PROBLEM TO SOLVE -> Your answer should be one number: how many lines of the data include the string "Registrar"?

AVAILABLE RECORDS ->
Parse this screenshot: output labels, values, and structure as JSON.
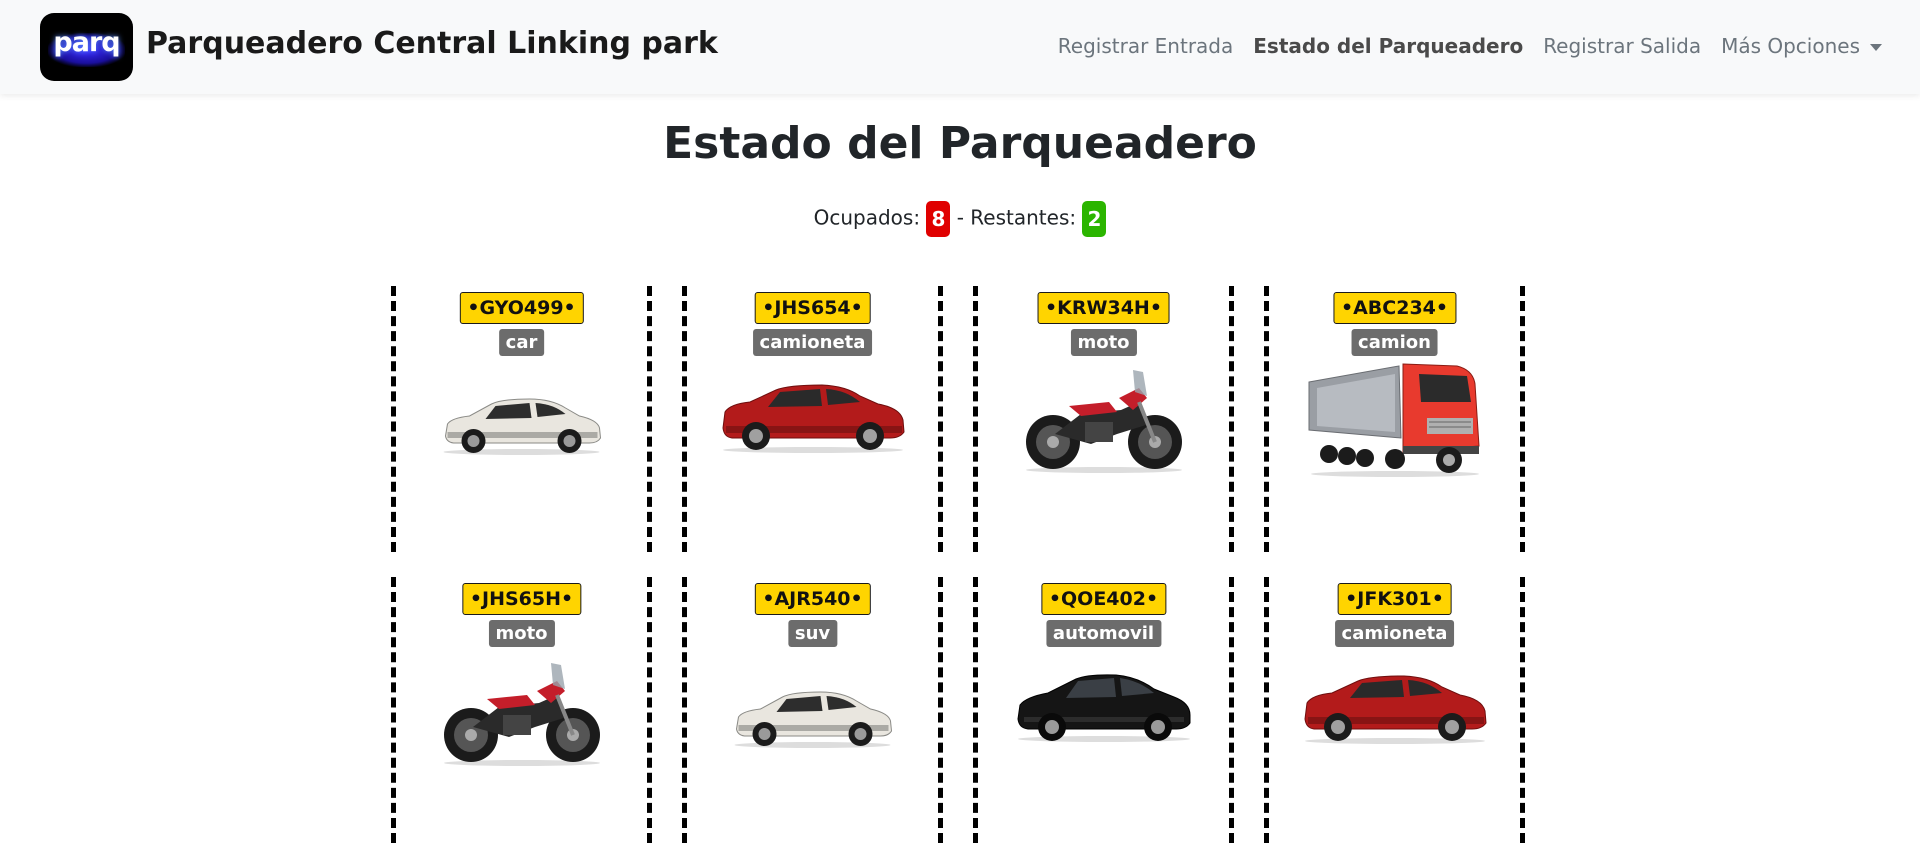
{
  "navbar": {
    "logo_text": "parq",
    "brand": "Parqueadero Central Linking park",
    "links": [
      {
        "label": "Registrar Entrada"
      },
      {
        "label": "Estado del Parqueadero"
      },
      {
        "label": "Registrar Salida"
      },
      {
        "label": "Más Opciones"
      }
    ]
  },
  "main": {
    "title": "Estado del Parqueadero",
    "occupied_label": "Ocupados:",
    "occupied_count": "8",
    "separator": "-",
    "remaining_label": "Restantes:",
    "remaining_count": "2"
  },
  "slots": [
    {
      "plate": "•GYO499•",
      "type": "car",
      "icon": "suv-white-icon"
    },
    {
      "plate": "•JHS654•",
      "type": "camioneta",
      "icon": "suv-red-icon"
    },
    {
      "plate": "•KRW34H•",
      "type": "moto",
      "icon": "motorcycle-icon"
    },
    {
      "plate": "•ABC234•",
      "type": "camion",
      "icon": "truck-icon"
    },
    {
      "plate": "•JHS65H•",
      "type": "moto",
      "icon": "motorcycle-icon"
    },
    {
      "plate": "•AJR540•",
      "type": "suv",
      "icon": "suv-white-icon"
    },
    {
      "plate": "•QOE402•",
      "type": "automovil",
      "icon": "hatchback-black-icon"
    },
    {
      "plate": "•JFK301•",
      "type": "camioneta",
      "icon": "suv-red-icon"
    }
  ]
}
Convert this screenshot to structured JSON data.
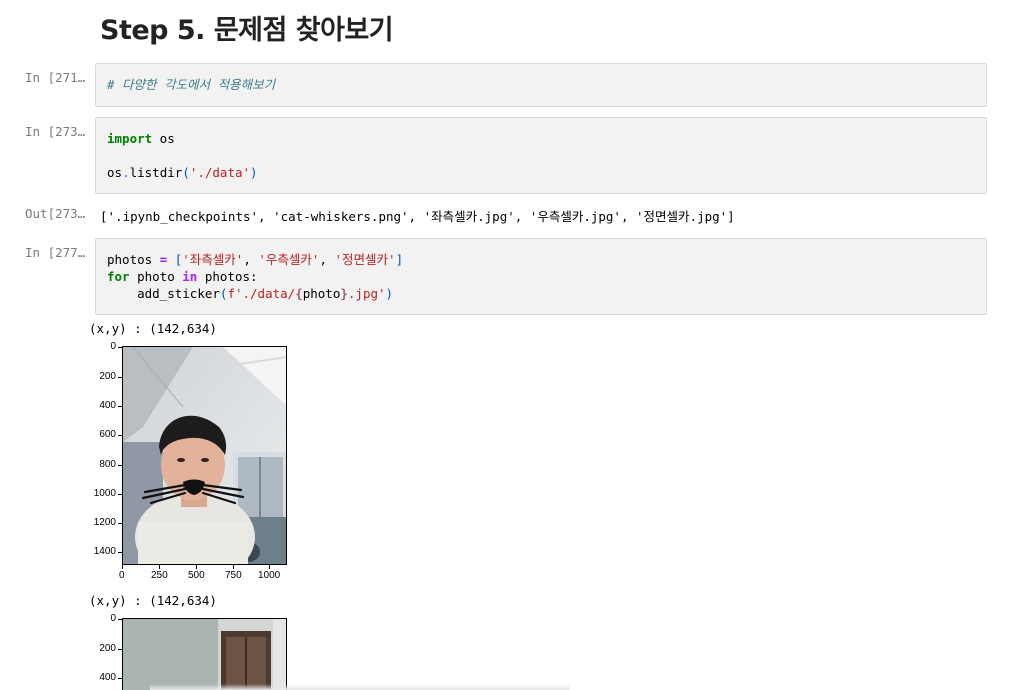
{
  "heading": "Step 5. 문제점 찾아보기",
  "cells": [
    {
      "prompt": "In [271…",
      "comment": "# 다양한 각도에서 적용해보기"
    },
    {
      "prompt": "In [273…",
      "import_kw": "import",
      "import_mod": " os",
      "line2_obj": "os",
      "line2_dot": ".",
      "line2_fn": "listdir",
      "line2_open": "(",
      "line2_str": "'./data'",
      "line2_close": ")",
      "out_prompt": "Out[273…",
      "output": "['.ipynb_checkpoints', 'cat-whiskers.png', '좌측셀카.jpg', '우측셀카.jpg', '정면셀카.jpg']"
    },
    {
      "prompt": "In [277…",
      "l1_var": "photos ",
      "l1_eq": "=",
      "l1_open": " [",
      "l1_s1": "'좌측셀카'",
      "l1_c1": ", ",
      "l1_s2": "'우측셀카'",
      "l1_c2": ", ",
      "l1_s3": "'정면셀카'",
      "l1_close": "]",
      "l2_for": "for",
      "l2_var": " photo ",
      "l2_in": "in",
      "l2_rest": " photos:",
      "l3_indent": "    ",
      "l3_fn": "add_sticker",
      "l3_open": "(",
      "l3_f": "f",
      "l3_s": "'./data/",
      "l3_brace1": "{",
      "l3_photo": "photo",
      "l3_brace2": "}",
      "l3_s2": ".jpg'",
      "l3_close": ")"
    }
  ],
  "outputs": [
    {
      "coords": "(x,y) : (142,634)",
      "yticks": [
        "0",
        "200",
        "400",
        "600",
        "800",
        "1000",
        "1200",
        "1400"
      ],
      "xticks": [
        "0",
        "250",
        "500",
        "750",
        "1000"
      ]
    },
    {
      "coords": "(x,y) : (142,634)",
      "yticks": [
        "0",
        "200",
        "400"
      ]
    }
  ],
  "colors": {
    "cell_bg": "#f2f2f2",
    "prompt": "#7a7a7a",
    "keyword": "#008000",
    "string": "#ba2121",
    "comment": "#3d7d8a"
  }
}
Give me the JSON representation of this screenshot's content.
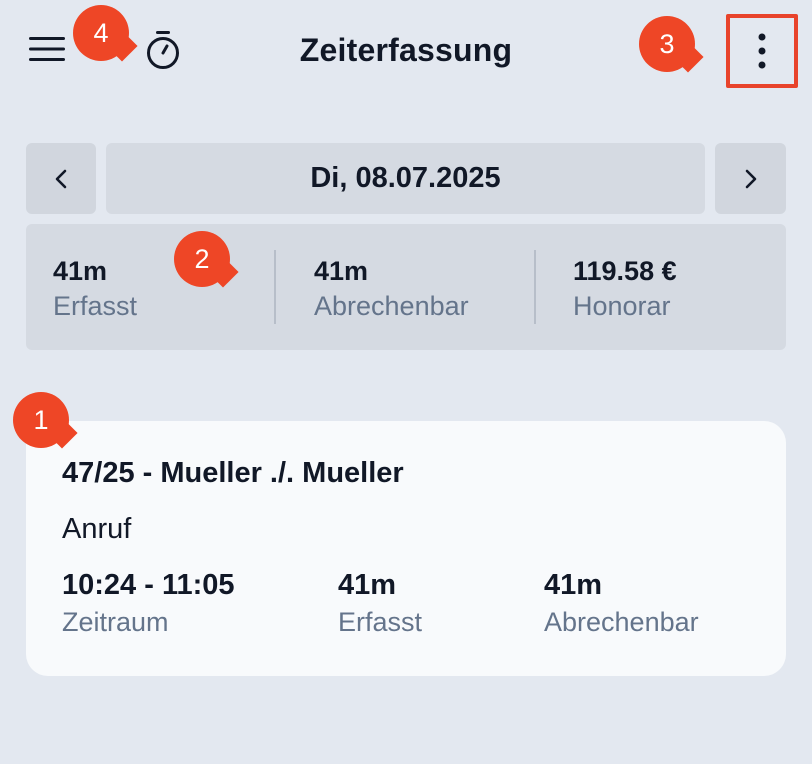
{
  "header": {
    "title": "Zeiterfassung",
    "menu_icon": "hamburger-menu-icon",
    "timer_icon": "stopwatch-icon",
    "more_icon": "more-vertical-icon"
  },
  "date_nav": {
    "date_label": "Di, 08.07.2025",
    "prev_icon": "chevron-left-icon",
    "next_icon": "chevron-right-icon"
  },
  "summary": {
    "items": [
      {
        "value": "41m",
        "label": "Erfasst"
      },
      {
        "value": "41m",
        "label": "Abrechenbar"
      },
      {
        "value": "119.58 €",
        "label": "Honorar"
      }
    ]
  },
  "entries": [
    {
      "title": "47/25 - Mueller ./. Mueller",
      "activity": "Anruf",
      "stats": [
        {
          "value": "10:24 - 11:05",
          "label": "Zeitraum"
        },
        {
          "value": "41m",
          "label": "Erfasst"
        },
        {
          "value": "41m",
          "label": "Abrechenbar"
        }
      ]
    }
  ],
  "markers": [
    "1",
    "2",
    "3",
    "4"
  ],
  "colors": {
    "background": "#e3e8f0",
    "panel": "#d5dae2",
    "card": "#f8fafc",
    "marker": "#ee4626",
    "highlight_border": "#e8432b",
    "muted_text": "#64748b"
  }
}
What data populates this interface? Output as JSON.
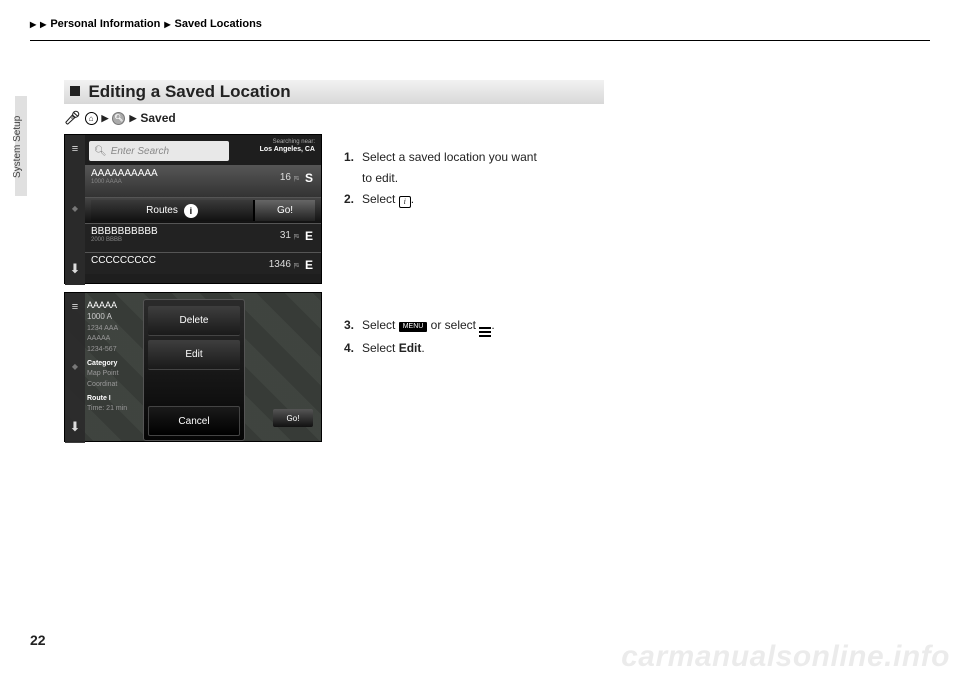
{
  "breadcrumb": {
    "seg1": "Personal Information",
    "seg2": "Saved Locations"
  },
  "side_tab": "System Setup",
  "heading": "Editing a Saved Location",
  "path": {
    "saved": "Saved"
  },
  "shot1": {
    "search_placeholder": "Enter Search",
    "near_label": "Searching near:",
    "near_value": "Los Angeles, CA",
    "rowA": {
      "name": "AAAAAAAAAA",
      "sub": "1000 AAAA",
      "dist": "16",
      "dir": "S"
    },
    "routes_label": "Routes",
    "go_label": "Go!",
    "rowB": {
      "name": "BBBBBBBBBB",
      "sub": "2000 BBBB",
      "dist": "31",
      "dir": "E"
    },
    "rowC": {
      "name": "CCCCCCCCC",
      "dist": "1346",
      "dir": "E"
    }
  },
  "shot2": {
    "title": "AAAAA",
    "addr1": "1000 A",
    "addr2": "1234 AAA",
    "addr3": "AAAAA",
    "phone": "1234-567",
    "cat_label": "Category",
    "cat_val": "Map Point",
    "coord_label": "Coordinat",
    "route_label": "Route I",
    "time_label": "Time: 21 min",
    "go": "Go!",
    "popup": {
      "delete": "Delete",
      "edit": "Edit",
      "cancel": "Cancel"
    }
  },
  "steps": {
    "s1a": "Select a saved location you want",
    "s1b": "to edit.",
    "s2a": "Select ",
    "s2b": ".",
    "s3a": "Select ",
    "s3b": " or select ",
    "s3c": ".",
    "s4a": "Select ",
    "s4b": "Edit",
    "s4c": "."
  },
  "menu_chip": "MENU",
  "page_number": "22",
  "watermark": "carmanualsonline.info"
}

TASK ANSWER -> 2